## REQUIRED WORK
The response should contain all of the data below, reproduced exactly, and no pictures.

## WORKING DATA
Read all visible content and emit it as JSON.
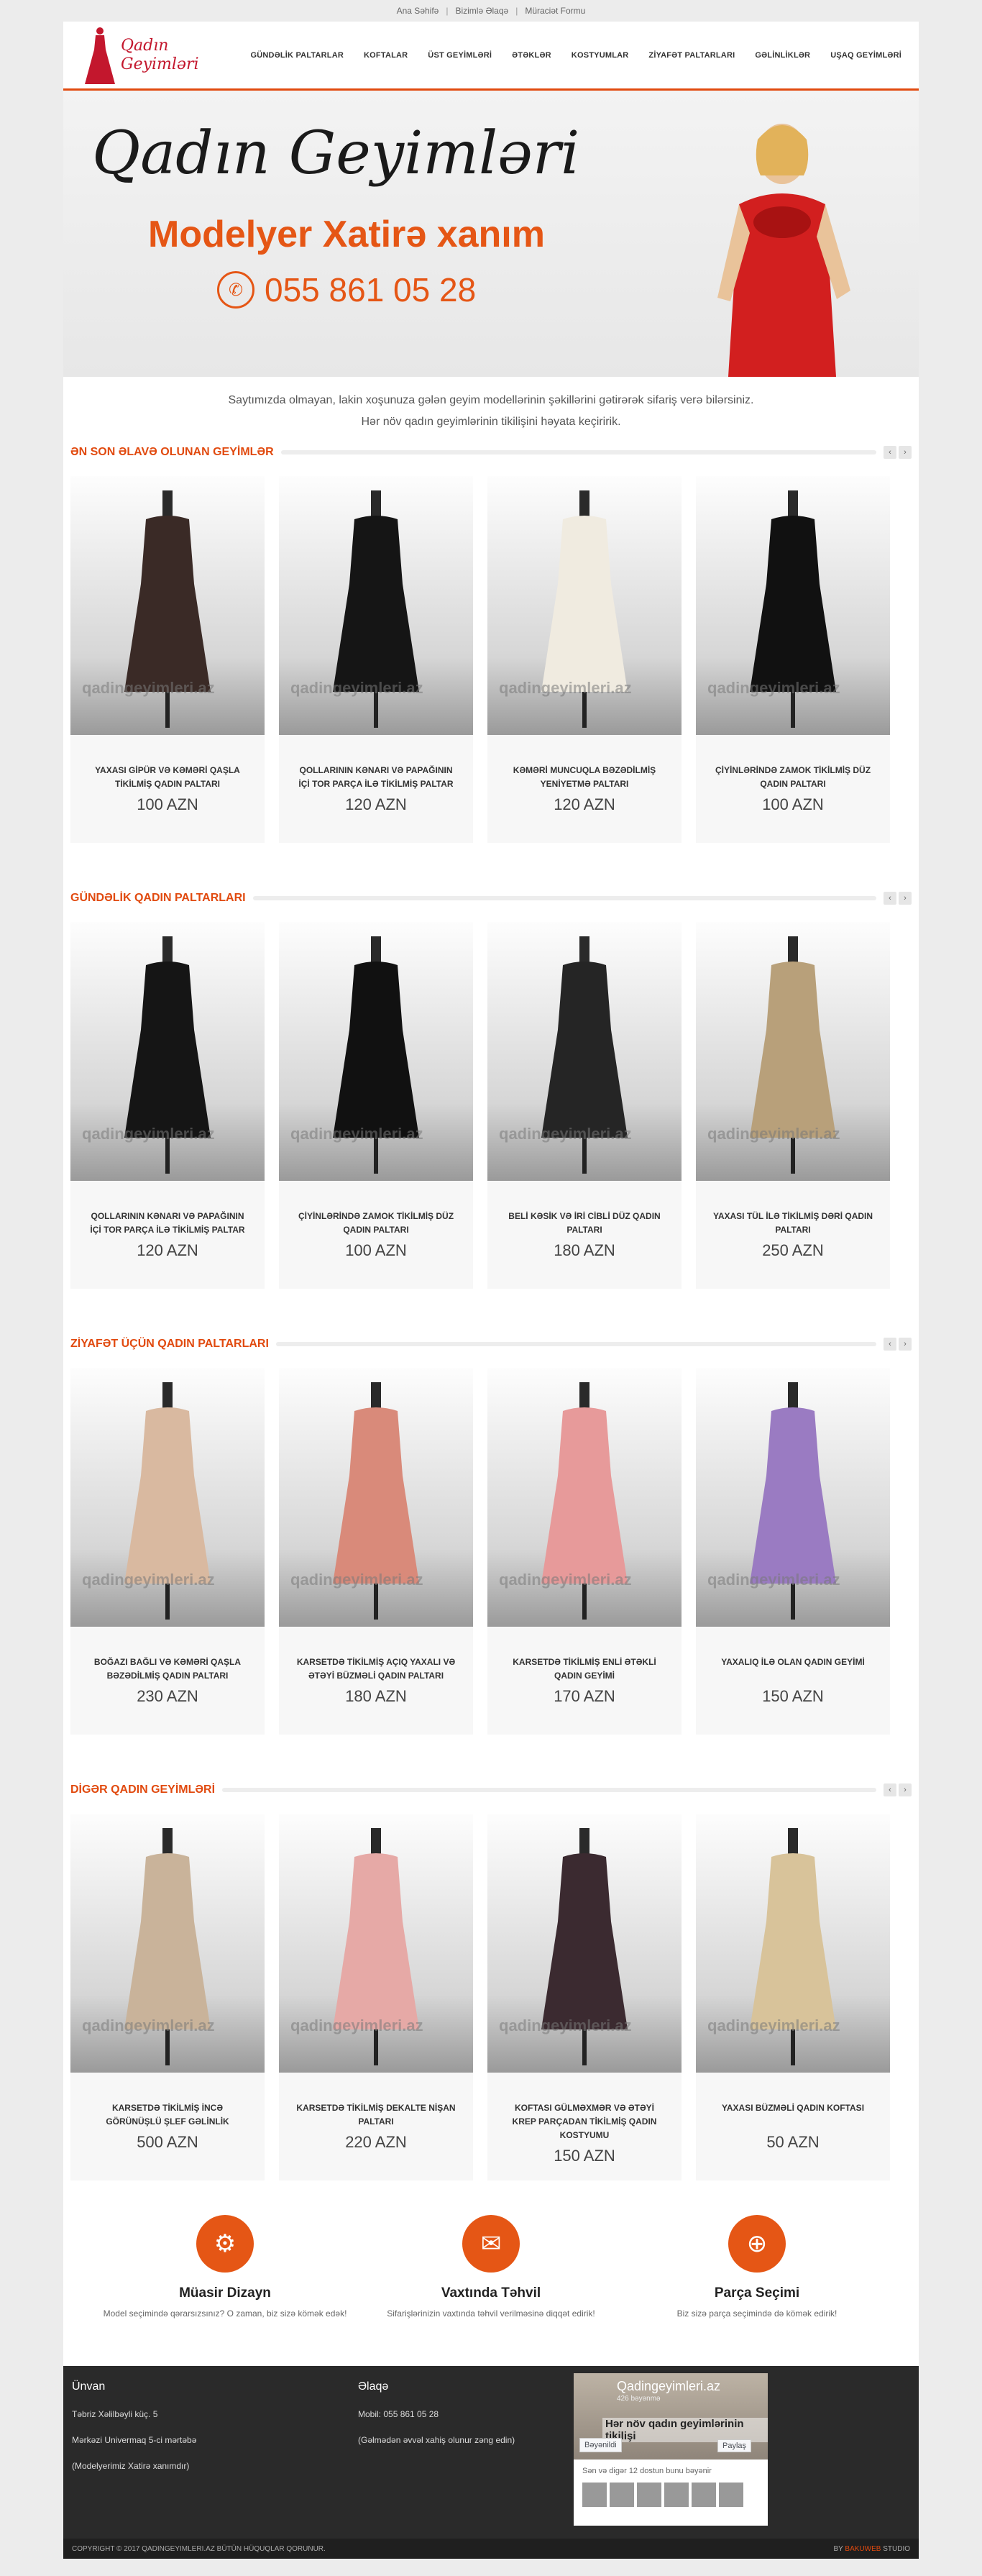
{
  "topbar": {
    "links": [
      "Ana Səhifə",
      "Bizimlə Əlaqə",
      "Müraciət Formu"
    ],
    "sep": "|"
  },
  "logo": {
    "line1": "Qadın",
    "line2": "Geyimləri"
  },
  "nav": [
    "GÜNDƏLİK PALTARLAR",
    "KOFTALAR",
    "ÜST GEYİMLƏRİ",
    "ƏTƏKLƏR",
    "KOSTYUMLAR",
    "ZİYAFƏT PALTARLARI",
    "GƏLİNLİKLƏR",
    "UŞAQ GEYİMLƏRİ"
  ],
  "banner": {
    "script": "Qadın Geyimləri",
    "model": "Modelyer Xatirə xanım",
    "phone": "055 861 05 28"
  },
  "intro": {
    "line1": "Saytımızda olmayan, lakin xoşunuza gələn geyim modellərinin şəkillərini gətirərək sifariş verə bilərsiniz.",
    "line2": "Hər növ qadın geyimlərinin tikilişini həyata keçiririk."
  },
  "watermark": "qadingeyimleri.az",
  "sections": [
    {
      "title": "ƏN SON ƏLAVƏ OLUNAN GEYİMLƏR",
      "items": [
        {
          "name": "YAXASI GİPÜR VƏ KƏMƏRİ QAŞLA TİKİLMİŞ QADIN PALTARI",
          "price": "100 AZN",
          "color": "#3a2a26"
        },
        {
          "name": "QOLLARININ KƏNARI VƏ PAPAĞININ İÇİ TOR PARÇA İLƏ TİKİLMİŞ PALTAR",
          "price": "120 AZN",
          "color": "#151515"
        },
        {
          "name": "KƏMƏRİ MUNCUQLA BƏZƏDİLMİŞ YENİYETMƏ PALTARI",
          "price": "120 AZN",
          "color": "#f0ebe0"
        },
        {
          "name": "ÇİYİNLƏRİNDƏ ZAMOK TİKİLMİŞ DÜZ QADIN PALTARI",
          "price": "100 AZN",
          "color": "#111111"
        }
      ]
    },
    {
      "title": "GÜNDƏLİK QADIN PALTARLARI",
      "items": [
        {
          "name": "QOLLARININ KƏNARI VƏ PAPAĞININ İÇİ TOR PARÇA İLƏ TİKİLMİŞ PALTAR",
          "price": "120 AZN",
          "color": "#151515"
        },
        {
          "name": "ÇİYİNLƏRİNDƏ ZAMOK TİKİLMİŞ DÜZ QADIN PALTARI",
          "price": "100 AZN",
          "color": "#111111"
        },
        {
          "name": "BELİ KƏSİK VƏ İRİ CİBLİ DÜZ QADIN PALTARI",
          "price": "180 AZN",
          "color": "#252525"
        },
        {
          "name": "YAXASI TÜL İLƏ TİKİLMİŞ DƏRİ QADIN PALTARI",
          "price": "250 AZN",
          "color": "#b8a07a"
        }
      ]
    },
    {
      "title": "ZİYAFƏT ÜÇÜN QADIN PALTARLARI",
      "items": [
        {
          "name": "BOĞAZI BAĞLI VƏ KƏMƏRİ QAŞLA BƏZƏDİLMİŞ QADIN PALTARI",
          "price": "230 AZN",
          "color": "#d9b9a0"
        },
        {
          "name": "KARSETDƏ TİKİLMİŞ AÇIQ YAXALI VƏ ƏTƏYİ BÜZMƏLİ QADIN PALTARI",
          "price": "180 AZN",
          "color": "#d98a7a"
        },
        {
          "name": "KARSETDƏ TİKİLMİŞ ENLİ ƏTƏKLİ QADIN GEYİMİ",
          "price": "170 AZN",
          "color": "#e79a9a"
        },
        {
          "name": "YAXALIQ İLƏ OLAN QADIN GEYİMİ",
          "price": "150 AZN",
          "color": "#9a7bc2"
        }
      ]
    },
    {
      "title": "DİGƏR QADIN GEYİMLƏRİ",
      "items": [
        {
          "name": "KARSETDƏ TİKİLMİŞ İNCƏ GÖRÜNÜŞLÜ ŞLEF GƏLİNLİK",
          "price": "500 AZN",
          "color": "#c9b39a"
        },
        {
          "name": "KARSETDƏ TİKİLMİŞ DEKALTE NİŞAN PALTARI",
          "price": "220 AZN",
          "color": "#e6a9a6"
        },
        {
          "name": "KOFTASI GÜLMƏXMƏR VƏ ƏTƏYİ KREP PARÇADAN TİKİLMİŞ QADIN KOSTYUMU",
          "price": "150 AZN",
          "color": "#3b2a30"
        },
        {
          "name": "YAXASI BÜZMƏLİ QADIN KOFTASI",
          "price": "50 AZN",
          "color": "#d8c39a"
        }
      ]
    }
  ],
  "features": [
    {
      "icon": "gear-icon",
      "glyph": "⚙",
      "title": "Müasir Dizayn",
      "text": "Model seçimində qərarsızsınız? O zaman, biz sizə kömək edək!"
    },
    {
      "icon": "bag-icon",
      "glyph": "✉",
      "title": "Vaxtında Təhvil",
      "text": "Sifarişlərinizin vaxtında təhvil verilməsinə diqqət edirik!"
    },
    {
      "icon": "globe-icon",
      "glyph": "⊕",
      "title": "Parça Seçimi",
      "text": "Biz sizə parça seçimində də kömək edirik!"
    }
  ],
  "footer": {
    "address_title": "Ünvan",
    "address": [
      "Təbriz Xəlilbəyli küç. 5",
      "Mərkəzi Univermaq 5-ci mərtəbə",
      "(Modelyerimiz Xatirə xanımdır)"
    ],
    "contact_title": "Əlaqə",
    "contact": [
      "Mobil: 055 861 05 28",
      "(Gəlmədən əvvəl xahiş olunur zəng edin)"
    ],
    "fb": {
      "name": "Qadingeyimleri.az",
      "likes": "426 bəyənmə",
      "headline": "Hər növ qadın geyimlərinin tikilişi",
      "like": "Bəyənildi",
      "share": "Paylaş",
      "friends": "Sən və digər 12 dostun bunu bəyənir"
    }
  },
  "copyright": {
    "left": "COPYRIGHT © 2017 QADINGEYIMLERI.AZ BÜTÜN HÜQUQLAR QORUNUR.",
    "by": "BY",
    "studio_brand": "BAKUWEB",
    "studio": "STUDIO"
  },
  "colors": {
    "accent": "#e14a0f",
    "dark": "#2a2a2a"
  }
}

## REPLY
Read all visible content and emit it as JSON.
{
  "topbar": {
    "links": [
      "Ana Səhifə",
      "Bizimlə Əlaqə",
      "Müraciət Formu"
    ],
    "sep": "|"
  },
  "logo": {
    "line1": "Qadın",
    "line2": "Geyimləri"
  },
  "nav": [
    "GÜNDƏLİK PALTARLAR",
    "KOFTALAR",
    "ÜST GEYİMLƏRİ",
    "ƏTƏKLƏR",
    "KOSTYUMLAR",
    "ZİYAFƏT PALTARLARI",
    "GƏLİNLİKLƏR",
    "UŞAQ GEYİMLƏRİ"
  ],
  "banner": {
    "script": "Qadın Geyimləri",
    "model": "Modelyer Xatirə xanım",
    "phone": "055 861 05 28"
  },
  "intro": {
    "line1": "Saytımızda olmayan, lakin xoşunuza gələn geyim modellərinin şəkillərini gətirərək sifariş verə bilərsiniz.",
    "line2": "Hər növ qadın geyimlərinin tikilişini həyata keçiririk."
  },
  "watermark": "qadingeyimleri.az",
  "sections": [
    {
      "title": "ƏN SON ƏLAVƏ OLUNAN GEYİMLƏR",
      "items": [
        {
          "name": "YAXASI GİPÜR VƏ KƏMƏRİ QAŞLA TİKİLMİŞ QADIN PALTARI",
          "price": "100 AZN",
          "color": "#3a2a26"
        },
        {
          "name": "QOLLARININ KƏNARI VƏ PAPAĞININ İÇİ TOR PARÇA İLƏ TİKİLMİŞ PALTAR",
          "price": "120 AZN",
          "color": "#151515"
        },
        {
          "name": "KƏMƏRİ MUNCUQLA BƏZƏDİLMİŞ YENİYETMƏ PALTARI",
          "price": "120 AZN",
          "color": "#f0ebe0"
        },
        {
          "name": "ÇİYİNLƏRİNDƏ ZAMOK TİKİLMİŞ DÜZ QADIN PALTARI",
          "price": "100 AZN",
          "color": "#111111"
        }
      ]
    },
    {
      "title": "GÜNDƏLİK QADIN PALTARLARI",
      "items": [
        {
          "name": "QOLLARININ KƏNARI VƏ PAPAĞININ İÇİ TOR PARÇA İLƏ TİKİLMİŞ PALTAR",
          "price": "120 AZN",
          "color": "#151515"
        },
        {
          "name": "ÇİYİNLƏRİNDƏ ZAMOK TİKİLMİŞ DÜZ QADIN PALTARI",
          "price": "100 AZN",
          "color": "#111111"
        },
        {
          "name": "BELİ KƏSİK VƏ İRİ CİBLİ DÜZ QADIN PALTARI",
          "price": "180 AZN",
          "color": "#252525"
        },
        {
          "name": "YAXASI TÜL İLƏ TİKİLMİŞ DƏRİ QADIN PALTARI",
          "price": "250 AZN",
          "color": "#b8a07a"
        }
      ]
    },
    {
      "title": "ZİYAFƏT ÜÇÜN QADIN PALTARLARI",
      "items": [
        {
          "name": "BOĞAZI BAĞLI VƏ KƏMƏRİ QAŞLA BƏZƏDİLMİŞ QADIN PALTARI",
          "price": "230 AZN",
          "color": "#d9b9a0"
        },
        {
          "name": "KARSETDƏ TİKİLMİŞ AÇIQ YAXALI VƏ ƏTƏYİ BÜZMƏLİ QADIN PALTARI",
          "price": "180 AZN",
          "color": "#d98a7a"
        },
        {
          "name": "KARSETDƏ TİKİLMİŞ ENLİ ƏTƏKLİ QADIN GEYİMİ",
          "price": "170 AZN",
          "color": "#e79a9a"
        },
        {
          "name": "YAXALIQ İLƏ OLAN QADIN GEYİMİ",
          "price": "150 AZN",
          "color": "#9a7bc2"
        }
      ]
    },
    {
      "title": "DİGƏR QADIN GEYİMLƏRİ",
      "items": [
        {
          "name": "KARSETDƏ TİKİLMİŞ İNCƏ GÖRÜNÜŞLÜ ŞLEF GƏLİNLİK",
          "price": "500 AZN",
          "color": "#c9b39a"
        },
        {
          "name": "KARSETDƏ TİKİLMİŞ DEKALTE NİŞAN PALTARI",
          "price": "220 AZN",
          "color": "#e6a9a6"
        },
        {
          "name": "KOFTASI GÜLMƏXMƏR VƏ ƏTƏYİ KREP PARÇADAN TİKİLMİŞ QADIN KOSTYUMU",
          "price": "150 AZN",
          "color": "#3b2a30"
        },
        {
          "name": "YAXASI BÜZMƏLİ QADIN KOFTASI",
          "price": "50 AZN",
          "color": "#d8c39a"
        }
      ]
    }
  ],
  "features": [
    {
      "icon": "gear-icon",
      "glyph": "⚙",
      "title": "Müasir Dizayn",
      "text": "Model seçimində qərarsızsınız? O zaman, biz sizə kömək edək!"
    },
    {
      "icon": "bag-icon",
      "glyph": "✉",
      "title": "Vaxtında Təhvil",
      "text": "Sifarişlərinizin vaxtında təhvil verilməsinə diqqət edirik!"
    },
    {
      "icon": "globe-icon",
      "glyph": "⊕",
      "title": "Parça Seçimi",
      "text": "Biz sizə parça seçimində də kömək edirik!"
    }
  ],
  "footer": {
    "address_title": "Ünvan",
    "address": [
      "Təbriz Xəlilbəyli küç. 5",
      "Mərkəzi Univermaq 5-ci mərtəbə",
      "(Modelyerimiz Xatirə xanımdır)"
    ],
    "contact_title": "Əlaqə",
    "contact": [
      "Mobil: 055 861 05 28",
      "(Gəlmədən əvvəl xahiş olunur zəng edin)"
    ],
    "fb": {
      "name": "Qadingeyimleri.az",
      "likes": "426 bəyənmə",
      "headline": "Hər növ qadın geyimlərinin tikilişi",
      "like": "Bəyənildi",
      "share": "Paylaş",
      "friends": "Sən və digər 12 dostun bunu bəyənir"
    }
  },
  "copyright": {
    "left": "COPYRIGHT © 2017 QADINGEYIMLERI.AZ BÜTÜN HÜQUQLAR QORUNUR.",
    "by": "BY",
    "studio_brand": "BAKUWEB",
    "studio": "STUDIO"
  },
  "colors": {
    "accent": "#e14a0f",
    "dark": "#2a2a2a"
  }
}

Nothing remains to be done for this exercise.